Brain Computer Interface revolutionizes technology

The Brain Computer Interface (BCI), created by the University of Washington, enabled one researcher to telepathically control the body of another researcher through the Internet.

The ability to telepathically communicate with another person may sound quite complicated, but it is actually easy. It depends on tools regularly used in medical fields.

According to Extreme Tech, the first human brain, the message sender, is linked to a computer by an electroencephalogram (EGG) based BCI. Electroencephalography is the measurement of electrical activity in different brain parts, and the recording of it. The BCI reads the sender’s thoughts, in this case, the sender thinks about moving their hands or feet.

The second human brain (the receiver) is connected to a different computer using a Magstim transcranial magnetic stimulation (TMS.) The TMS stimulates the receiver’s visual cortex that manages body movement. This causes a recipient’s body part to move, an immediate reaction.

This new technological invention can be compared to the transcranial direct current stimulation (tDCS.) Both tDCS and the TMS are used to trigger brain regions and are proven to be entirely harmless so far. TMS uses electromagnetic induction, or the making of an electromotive force across a conductor when it is exposed to a changing magnetic field, to affect the neurons that electrons travel through. Though tDCS passes an electrical current through the brain instead, it still creates a related effect.

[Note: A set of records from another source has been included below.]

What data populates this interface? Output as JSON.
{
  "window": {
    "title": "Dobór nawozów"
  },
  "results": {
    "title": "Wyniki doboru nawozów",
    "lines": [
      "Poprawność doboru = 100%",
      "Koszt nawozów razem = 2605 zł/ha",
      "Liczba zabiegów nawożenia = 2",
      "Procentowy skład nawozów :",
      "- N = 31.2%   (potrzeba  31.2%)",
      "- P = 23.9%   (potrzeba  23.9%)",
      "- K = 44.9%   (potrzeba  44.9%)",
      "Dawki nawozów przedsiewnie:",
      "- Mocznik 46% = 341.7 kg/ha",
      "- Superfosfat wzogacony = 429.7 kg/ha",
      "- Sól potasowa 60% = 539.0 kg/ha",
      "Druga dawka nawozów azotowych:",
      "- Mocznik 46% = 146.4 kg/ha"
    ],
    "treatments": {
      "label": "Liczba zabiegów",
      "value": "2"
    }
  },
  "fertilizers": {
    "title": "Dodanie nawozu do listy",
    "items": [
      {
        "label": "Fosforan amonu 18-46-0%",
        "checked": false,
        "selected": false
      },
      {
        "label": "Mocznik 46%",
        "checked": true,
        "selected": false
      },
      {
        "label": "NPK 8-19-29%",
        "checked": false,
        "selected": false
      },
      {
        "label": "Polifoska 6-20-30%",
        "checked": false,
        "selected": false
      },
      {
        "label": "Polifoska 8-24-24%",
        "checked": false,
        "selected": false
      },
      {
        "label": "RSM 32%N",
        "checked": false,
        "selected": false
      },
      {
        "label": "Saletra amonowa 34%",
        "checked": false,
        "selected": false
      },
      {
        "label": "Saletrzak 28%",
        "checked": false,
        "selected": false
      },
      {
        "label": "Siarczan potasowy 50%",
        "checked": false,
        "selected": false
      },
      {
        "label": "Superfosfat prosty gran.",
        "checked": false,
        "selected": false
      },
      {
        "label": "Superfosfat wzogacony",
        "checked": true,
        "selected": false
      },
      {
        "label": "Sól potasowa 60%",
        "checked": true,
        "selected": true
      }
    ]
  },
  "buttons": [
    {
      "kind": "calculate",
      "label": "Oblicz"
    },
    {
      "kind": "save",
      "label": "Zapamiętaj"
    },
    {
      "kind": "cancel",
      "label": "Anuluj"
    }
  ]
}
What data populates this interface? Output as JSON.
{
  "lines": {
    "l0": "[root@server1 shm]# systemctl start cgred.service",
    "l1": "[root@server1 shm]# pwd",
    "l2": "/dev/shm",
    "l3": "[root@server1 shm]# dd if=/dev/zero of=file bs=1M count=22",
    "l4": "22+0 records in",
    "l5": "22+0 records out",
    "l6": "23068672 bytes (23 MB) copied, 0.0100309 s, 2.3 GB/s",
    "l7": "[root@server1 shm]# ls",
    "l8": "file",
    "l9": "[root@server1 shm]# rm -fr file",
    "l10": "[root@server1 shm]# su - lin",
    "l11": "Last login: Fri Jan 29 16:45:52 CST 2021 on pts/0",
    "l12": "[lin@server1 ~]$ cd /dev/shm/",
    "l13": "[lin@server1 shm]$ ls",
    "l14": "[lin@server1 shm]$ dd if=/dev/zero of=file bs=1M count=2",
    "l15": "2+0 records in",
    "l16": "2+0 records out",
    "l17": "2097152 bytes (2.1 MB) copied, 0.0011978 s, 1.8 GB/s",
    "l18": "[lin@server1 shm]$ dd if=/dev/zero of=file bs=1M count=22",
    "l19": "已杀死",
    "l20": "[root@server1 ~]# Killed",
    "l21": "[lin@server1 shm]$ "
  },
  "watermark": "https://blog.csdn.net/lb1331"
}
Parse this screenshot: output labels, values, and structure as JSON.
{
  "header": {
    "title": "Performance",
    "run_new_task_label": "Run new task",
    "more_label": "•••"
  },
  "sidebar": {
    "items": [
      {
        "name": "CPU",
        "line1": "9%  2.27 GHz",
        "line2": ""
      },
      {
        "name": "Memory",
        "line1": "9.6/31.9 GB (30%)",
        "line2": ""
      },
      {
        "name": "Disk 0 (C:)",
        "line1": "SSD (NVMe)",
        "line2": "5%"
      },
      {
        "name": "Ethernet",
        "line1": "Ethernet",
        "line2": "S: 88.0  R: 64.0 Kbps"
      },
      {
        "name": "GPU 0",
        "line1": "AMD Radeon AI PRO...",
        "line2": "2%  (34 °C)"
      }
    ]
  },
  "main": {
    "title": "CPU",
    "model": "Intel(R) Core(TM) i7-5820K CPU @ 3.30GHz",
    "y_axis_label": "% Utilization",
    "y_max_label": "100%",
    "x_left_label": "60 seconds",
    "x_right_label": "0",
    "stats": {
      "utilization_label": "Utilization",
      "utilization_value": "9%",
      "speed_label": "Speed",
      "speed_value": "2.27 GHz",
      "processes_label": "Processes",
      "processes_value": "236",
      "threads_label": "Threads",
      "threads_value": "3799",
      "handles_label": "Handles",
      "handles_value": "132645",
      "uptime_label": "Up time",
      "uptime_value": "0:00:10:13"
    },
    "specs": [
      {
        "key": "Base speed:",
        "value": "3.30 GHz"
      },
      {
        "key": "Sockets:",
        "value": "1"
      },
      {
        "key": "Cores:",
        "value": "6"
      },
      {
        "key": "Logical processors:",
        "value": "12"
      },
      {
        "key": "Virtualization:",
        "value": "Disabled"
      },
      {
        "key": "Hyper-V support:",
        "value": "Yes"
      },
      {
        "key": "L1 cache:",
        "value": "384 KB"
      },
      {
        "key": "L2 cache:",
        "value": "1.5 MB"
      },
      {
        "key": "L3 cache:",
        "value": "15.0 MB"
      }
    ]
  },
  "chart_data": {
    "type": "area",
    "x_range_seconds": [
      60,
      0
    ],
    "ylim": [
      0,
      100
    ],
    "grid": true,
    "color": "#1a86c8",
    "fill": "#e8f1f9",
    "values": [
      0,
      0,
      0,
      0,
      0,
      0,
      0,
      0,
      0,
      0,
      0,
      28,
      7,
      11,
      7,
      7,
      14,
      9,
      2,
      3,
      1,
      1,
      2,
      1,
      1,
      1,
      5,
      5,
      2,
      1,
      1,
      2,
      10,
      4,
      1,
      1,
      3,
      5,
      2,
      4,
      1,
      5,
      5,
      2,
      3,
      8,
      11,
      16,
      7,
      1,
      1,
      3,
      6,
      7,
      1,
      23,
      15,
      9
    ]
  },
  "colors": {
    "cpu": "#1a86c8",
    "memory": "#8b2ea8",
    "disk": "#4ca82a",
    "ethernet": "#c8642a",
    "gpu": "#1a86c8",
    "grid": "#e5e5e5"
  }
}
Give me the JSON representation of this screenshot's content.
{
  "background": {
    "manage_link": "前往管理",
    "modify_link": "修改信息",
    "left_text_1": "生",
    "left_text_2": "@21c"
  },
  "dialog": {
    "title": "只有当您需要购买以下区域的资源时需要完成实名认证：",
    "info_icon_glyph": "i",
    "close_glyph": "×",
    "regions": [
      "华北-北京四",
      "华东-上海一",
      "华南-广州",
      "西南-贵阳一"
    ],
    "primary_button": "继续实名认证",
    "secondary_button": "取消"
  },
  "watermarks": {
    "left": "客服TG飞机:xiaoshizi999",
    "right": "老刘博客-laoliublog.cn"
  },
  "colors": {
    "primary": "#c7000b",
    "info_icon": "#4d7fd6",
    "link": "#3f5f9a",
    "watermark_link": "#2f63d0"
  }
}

According to computer.howstuffworks.com, a setback of the invention is when the EEG is attached to the scalp, the skull can block much of the electrical signal and it alters what gets through. The only way to get a higher resolution signal is for the scientist to implant electrodes directly into the brain, but it requires an invasive surgery.